COMPOSERS: Alban Berg
LABELS: Bel Air
ALBUM TITLE: Berg
PERFORMER: Marlis Petersen, Daniela Sindram, Rachael Wilson, Rainer Trost, Bo Skovhus, Matthias Klink; Bavarian State Orchestra/Kirill Petrenko; dir. Dmitri Tcherniakov (Munich, 2015)
CATALOGUE NO: BAC 129

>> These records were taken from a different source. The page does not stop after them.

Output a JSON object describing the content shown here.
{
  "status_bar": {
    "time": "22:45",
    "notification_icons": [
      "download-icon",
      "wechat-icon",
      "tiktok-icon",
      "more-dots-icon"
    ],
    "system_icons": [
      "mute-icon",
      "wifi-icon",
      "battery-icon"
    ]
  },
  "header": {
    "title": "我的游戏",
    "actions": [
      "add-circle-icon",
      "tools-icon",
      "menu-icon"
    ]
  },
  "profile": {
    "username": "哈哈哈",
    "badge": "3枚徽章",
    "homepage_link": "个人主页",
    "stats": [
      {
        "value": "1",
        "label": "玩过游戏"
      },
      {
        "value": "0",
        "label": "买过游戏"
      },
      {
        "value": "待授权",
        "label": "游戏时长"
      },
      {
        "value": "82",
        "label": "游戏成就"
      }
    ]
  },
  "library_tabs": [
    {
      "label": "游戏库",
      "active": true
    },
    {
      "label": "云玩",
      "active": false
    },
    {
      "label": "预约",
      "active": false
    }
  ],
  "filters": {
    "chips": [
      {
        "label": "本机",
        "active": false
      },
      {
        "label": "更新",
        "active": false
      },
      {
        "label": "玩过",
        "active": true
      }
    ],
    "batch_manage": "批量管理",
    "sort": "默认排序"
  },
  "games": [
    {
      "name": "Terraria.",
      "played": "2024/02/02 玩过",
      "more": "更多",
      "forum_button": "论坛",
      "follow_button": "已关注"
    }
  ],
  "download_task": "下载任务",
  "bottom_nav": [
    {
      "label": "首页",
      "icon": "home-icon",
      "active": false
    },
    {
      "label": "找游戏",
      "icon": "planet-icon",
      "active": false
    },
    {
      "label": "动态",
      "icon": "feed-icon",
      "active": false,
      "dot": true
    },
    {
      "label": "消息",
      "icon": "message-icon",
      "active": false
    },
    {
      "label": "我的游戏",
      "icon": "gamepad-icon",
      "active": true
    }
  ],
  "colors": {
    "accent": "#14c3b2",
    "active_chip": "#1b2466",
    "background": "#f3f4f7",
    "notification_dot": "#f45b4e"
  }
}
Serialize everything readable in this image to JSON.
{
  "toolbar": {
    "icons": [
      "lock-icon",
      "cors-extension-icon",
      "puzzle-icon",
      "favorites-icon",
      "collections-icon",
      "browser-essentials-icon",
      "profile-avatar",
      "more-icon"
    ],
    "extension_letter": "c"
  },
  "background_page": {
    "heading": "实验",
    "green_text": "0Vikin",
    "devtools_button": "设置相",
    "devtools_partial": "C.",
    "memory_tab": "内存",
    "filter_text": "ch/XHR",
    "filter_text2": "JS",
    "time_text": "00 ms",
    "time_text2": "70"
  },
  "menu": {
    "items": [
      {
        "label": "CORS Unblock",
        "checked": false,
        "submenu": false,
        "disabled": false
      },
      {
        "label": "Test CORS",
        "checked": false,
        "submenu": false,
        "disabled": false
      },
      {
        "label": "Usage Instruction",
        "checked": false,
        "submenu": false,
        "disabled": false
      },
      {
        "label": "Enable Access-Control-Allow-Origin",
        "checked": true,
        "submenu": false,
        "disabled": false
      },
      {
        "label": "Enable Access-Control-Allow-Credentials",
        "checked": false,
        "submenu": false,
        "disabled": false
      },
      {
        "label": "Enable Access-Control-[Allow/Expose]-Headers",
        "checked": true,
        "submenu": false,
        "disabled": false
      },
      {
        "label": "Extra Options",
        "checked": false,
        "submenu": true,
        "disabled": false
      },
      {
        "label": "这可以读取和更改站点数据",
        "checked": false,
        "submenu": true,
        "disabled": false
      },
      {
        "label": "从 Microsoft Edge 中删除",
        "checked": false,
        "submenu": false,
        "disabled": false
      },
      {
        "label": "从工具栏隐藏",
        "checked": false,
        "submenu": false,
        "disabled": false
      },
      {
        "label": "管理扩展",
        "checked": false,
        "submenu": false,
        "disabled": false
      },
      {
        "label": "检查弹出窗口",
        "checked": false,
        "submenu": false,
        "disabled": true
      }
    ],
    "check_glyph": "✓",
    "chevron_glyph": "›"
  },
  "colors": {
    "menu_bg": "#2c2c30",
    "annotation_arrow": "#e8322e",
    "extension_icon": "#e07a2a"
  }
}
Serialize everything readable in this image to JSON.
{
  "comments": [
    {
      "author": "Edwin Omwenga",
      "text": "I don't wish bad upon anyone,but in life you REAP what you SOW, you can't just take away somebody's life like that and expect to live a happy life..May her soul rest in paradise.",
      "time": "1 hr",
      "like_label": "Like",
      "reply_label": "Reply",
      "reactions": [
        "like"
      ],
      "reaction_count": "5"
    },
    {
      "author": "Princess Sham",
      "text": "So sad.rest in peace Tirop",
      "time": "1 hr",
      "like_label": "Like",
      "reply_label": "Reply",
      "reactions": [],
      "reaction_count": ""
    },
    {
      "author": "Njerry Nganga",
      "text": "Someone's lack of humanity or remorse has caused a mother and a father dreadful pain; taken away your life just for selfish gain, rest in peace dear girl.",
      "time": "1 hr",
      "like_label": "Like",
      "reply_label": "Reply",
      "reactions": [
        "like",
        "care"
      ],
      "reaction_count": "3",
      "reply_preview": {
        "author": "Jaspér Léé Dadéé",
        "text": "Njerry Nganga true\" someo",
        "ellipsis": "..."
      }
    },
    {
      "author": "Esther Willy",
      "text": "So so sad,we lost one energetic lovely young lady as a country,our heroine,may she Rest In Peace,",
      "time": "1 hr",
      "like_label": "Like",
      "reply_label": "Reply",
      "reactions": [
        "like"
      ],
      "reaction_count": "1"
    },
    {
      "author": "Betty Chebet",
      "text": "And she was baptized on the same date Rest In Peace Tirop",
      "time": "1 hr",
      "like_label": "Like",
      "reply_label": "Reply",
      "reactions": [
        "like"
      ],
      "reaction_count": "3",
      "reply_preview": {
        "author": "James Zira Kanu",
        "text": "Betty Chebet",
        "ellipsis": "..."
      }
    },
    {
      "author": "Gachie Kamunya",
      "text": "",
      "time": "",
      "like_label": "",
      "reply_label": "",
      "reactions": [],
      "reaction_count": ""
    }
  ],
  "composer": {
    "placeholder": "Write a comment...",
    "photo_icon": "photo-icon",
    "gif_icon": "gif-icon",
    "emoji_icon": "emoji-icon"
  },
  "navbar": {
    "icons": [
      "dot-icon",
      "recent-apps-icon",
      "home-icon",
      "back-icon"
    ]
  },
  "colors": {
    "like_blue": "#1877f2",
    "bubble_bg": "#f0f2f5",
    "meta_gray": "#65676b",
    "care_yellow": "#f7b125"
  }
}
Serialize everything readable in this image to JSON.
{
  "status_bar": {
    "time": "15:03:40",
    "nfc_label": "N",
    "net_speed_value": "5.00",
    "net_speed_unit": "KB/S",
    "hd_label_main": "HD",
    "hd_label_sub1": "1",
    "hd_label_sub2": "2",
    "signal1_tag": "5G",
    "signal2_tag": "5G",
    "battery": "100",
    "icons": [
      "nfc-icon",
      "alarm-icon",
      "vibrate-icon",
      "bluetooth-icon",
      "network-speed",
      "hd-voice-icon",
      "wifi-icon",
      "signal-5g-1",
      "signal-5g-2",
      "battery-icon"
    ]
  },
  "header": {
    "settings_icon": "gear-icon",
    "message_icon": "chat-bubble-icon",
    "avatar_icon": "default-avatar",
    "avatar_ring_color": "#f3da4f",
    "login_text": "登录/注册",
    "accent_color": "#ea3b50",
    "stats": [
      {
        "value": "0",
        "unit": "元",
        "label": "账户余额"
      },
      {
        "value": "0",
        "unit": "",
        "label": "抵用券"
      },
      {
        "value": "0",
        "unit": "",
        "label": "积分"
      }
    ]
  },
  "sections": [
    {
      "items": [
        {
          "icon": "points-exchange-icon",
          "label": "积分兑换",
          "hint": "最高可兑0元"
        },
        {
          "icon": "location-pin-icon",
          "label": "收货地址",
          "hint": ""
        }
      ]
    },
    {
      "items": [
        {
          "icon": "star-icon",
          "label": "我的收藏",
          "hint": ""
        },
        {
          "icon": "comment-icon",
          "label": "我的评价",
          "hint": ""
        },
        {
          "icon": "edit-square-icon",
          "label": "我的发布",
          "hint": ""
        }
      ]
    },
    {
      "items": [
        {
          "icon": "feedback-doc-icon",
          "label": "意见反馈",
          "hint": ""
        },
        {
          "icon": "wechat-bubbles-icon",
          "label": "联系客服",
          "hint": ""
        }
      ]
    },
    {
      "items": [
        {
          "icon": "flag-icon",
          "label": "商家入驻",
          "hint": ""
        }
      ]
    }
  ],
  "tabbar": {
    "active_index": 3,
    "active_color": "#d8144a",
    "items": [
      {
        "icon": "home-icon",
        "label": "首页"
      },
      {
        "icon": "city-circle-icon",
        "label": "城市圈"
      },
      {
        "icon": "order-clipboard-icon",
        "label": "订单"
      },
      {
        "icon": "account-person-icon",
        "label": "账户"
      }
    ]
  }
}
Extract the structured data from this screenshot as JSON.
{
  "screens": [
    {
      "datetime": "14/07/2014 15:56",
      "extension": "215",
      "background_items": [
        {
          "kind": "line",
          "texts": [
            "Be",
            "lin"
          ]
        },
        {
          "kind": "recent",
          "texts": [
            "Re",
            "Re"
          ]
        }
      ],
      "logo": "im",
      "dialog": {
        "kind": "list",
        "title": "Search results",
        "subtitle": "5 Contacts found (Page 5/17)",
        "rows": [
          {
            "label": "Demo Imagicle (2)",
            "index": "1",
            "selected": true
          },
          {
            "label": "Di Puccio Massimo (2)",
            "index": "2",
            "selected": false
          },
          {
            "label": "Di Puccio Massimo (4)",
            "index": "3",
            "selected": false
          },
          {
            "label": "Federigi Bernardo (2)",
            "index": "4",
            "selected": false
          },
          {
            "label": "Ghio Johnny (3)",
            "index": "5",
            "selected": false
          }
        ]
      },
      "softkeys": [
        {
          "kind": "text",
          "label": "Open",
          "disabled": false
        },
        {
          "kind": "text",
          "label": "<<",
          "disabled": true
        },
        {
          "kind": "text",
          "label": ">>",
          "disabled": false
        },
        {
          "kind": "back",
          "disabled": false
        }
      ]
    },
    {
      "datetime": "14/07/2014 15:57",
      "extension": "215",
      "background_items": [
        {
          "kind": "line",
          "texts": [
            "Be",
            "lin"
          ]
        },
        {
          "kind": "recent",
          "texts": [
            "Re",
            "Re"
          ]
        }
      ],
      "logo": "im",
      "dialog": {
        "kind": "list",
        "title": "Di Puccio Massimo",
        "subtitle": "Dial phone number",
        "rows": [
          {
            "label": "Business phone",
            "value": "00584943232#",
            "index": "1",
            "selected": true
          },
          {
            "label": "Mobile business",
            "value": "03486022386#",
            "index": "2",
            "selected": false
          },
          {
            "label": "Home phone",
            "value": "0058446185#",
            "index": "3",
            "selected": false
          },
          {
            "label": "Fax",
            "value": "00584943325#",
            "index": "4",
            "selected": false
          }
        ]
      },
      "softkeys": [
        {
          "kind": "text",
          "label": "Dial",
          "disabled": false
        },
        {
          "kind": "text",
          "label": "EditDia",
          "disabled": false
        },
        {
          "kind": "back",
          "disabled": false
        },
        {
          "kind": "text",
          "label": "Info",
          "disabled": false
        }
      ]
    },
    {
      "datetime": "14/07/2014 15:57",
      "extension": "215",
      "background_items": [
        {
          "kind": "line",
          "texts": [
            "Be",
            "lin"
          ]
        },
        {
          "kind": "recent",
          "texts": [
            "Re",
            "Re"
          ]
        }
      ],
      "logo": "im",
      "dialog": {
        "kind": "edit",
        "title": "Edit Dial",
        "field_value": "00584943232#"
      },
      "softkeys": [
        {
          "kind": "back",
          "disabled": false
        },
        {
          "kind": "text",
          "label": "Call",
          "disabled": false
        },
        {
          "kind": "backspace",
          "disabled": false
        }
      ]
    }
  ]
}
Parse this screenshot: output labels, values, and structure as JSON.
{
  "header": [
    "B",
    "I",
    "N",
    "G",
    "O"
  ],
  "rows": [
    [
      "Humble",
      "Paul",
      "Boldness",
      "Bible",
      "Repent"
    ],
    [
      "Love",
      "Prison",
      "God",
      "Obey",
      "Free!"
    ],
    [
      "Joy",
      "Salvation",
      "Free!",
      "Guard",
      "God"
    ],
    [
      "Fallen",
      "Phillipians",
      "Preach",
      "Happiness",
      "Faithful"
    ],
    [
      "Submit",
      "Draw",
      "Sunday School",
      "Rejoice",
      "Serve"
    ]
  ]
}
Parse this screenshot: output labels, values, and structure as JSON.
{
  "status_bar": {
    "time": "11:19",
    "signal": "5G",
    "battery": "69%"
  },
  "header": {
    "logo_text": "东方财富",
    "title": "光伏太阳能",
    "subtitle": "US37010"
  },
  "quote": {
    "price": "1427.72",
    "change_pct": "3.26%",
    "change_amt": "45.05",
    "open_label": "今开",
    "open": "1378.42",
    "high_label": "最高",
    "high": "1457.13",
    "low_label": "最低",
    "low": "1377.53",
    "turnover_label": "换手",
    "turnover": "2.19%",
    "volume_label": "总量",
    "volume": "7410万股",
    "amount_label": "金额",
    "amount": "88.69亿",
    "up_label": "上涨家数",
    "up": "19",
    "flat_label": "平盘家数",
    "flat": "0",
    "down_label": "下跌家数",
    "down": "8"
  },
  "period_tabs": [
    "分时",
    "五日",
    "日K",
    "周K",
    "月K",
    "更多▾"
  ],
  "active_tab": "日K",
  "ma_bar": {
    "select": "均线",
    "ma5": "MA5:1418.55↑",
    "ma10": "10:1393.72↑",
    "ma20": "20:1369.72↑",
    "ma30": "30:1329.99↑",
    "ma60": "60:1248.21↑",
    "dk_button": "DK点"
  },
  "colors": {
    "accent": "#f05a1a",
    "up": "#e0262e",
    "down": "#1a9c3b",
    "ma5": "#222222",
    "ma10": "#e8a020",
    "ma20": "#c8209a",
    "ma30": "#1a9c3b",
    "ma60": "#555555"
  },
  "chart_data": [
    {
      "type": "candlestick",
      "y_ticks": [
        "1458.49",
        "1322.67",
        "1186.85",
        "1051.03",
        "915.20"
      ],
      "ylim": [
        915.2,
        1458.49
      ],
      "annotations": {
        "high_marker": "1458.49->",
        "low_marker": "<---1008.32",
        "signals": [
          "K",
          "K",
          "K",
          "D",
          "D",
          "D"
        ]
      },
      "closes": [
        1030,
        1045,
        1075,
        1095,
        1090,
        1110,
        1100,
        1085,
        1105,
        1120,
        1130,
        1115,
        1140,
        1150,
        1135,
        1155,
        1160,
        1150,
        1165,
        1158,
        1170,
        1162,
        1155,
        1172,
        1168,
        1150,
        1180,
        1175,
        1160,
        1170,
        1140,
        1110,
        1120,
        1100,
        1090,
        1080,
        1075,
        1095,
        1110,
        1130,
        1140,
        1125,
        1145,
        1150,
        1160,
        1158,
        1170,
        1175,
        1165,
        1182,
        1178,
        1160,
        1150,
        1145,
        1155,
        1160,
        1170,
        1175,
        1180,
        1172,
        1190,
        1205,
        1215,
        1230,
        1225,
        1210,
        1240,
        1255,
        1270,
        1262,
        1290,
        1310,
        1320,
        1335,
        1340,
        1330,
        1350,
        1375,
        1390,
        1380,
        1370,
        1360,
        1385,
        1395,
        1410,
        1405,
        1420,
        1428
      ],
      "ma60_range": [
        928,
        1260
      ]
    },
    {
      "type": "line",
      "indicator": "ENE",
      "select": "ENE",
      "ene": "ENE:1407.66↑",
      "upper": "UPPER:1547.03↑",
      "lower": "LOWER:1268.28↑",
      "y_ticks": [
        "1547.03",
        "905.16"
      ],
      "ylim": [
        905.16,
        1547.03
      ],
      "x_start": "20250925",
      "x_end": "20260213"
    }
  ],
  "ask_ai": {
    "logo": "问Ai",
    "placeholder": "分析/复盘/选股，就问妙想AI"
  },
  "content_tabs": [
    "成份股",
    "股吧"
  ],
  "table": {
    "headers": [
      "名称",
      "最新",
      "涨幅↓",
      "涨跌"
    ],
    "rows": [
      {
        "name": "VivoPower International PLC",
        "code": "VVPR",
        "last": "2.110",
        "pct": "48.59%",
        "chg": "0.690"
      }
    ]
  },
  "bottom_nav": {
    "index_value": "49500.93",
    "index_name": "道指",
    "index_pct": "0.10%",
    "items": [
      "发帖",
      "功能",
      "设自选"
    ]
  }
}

Director Dmitri Tcherniakov rejects the cliché of a monstrous, pseudo-innocent vamp who torments men unto death, suicide and murder – including her own. Yet his protagonist, the vocally stunning Marlis Petersen, feels reined in from her extreme coloratura. White-costumed, in a set comprising glass labyrinths, cold lighting and anonymous crowds, she is neither determined rebel nor passive victim, but self-endangered by her desperation to be loved – by more or less anyone, but especially her businessman ‘protector’ Dr Schön (Bo Skovhus, more brooding than menacing). Thus subtler clichés take hold – and Tcherniakov hardly avoids caricature in portraying the lesbian Geschwitz (Daniela Sindram) as a mannishly pathetic bluestocking, while the composer Alwa (Matthias Klink) remains a dithering aesthete until his violent demise. For all Lulu’s teasing come-ons, the production lacks erotic charge, and the savage black comedy that Berg carefully retained from Wedekind’s Lulu plays is dulled from a lampooning exposure of bourgeois hypocrisy into a basically domesticated – if complex and viscerally brutal – narrative of lovers, jealousy and greed.
Yet all is very far from lost, thanks to an impeccable cast who attack that narrative with exceptional music-dramatic skill, and the ravishingly transparent playing of the Bavarian State Orchestra under music director, Kirill Petrenko. Petersen invests Lulu with a paradoxical strength in vulnerability, killing herself rather than dying by Jack the Ripper’s hand. Close-up camera work makes the most of intimate gestures and facial expressions lost in the theatre but which, if not visionary, help to make this Lulu tragically human.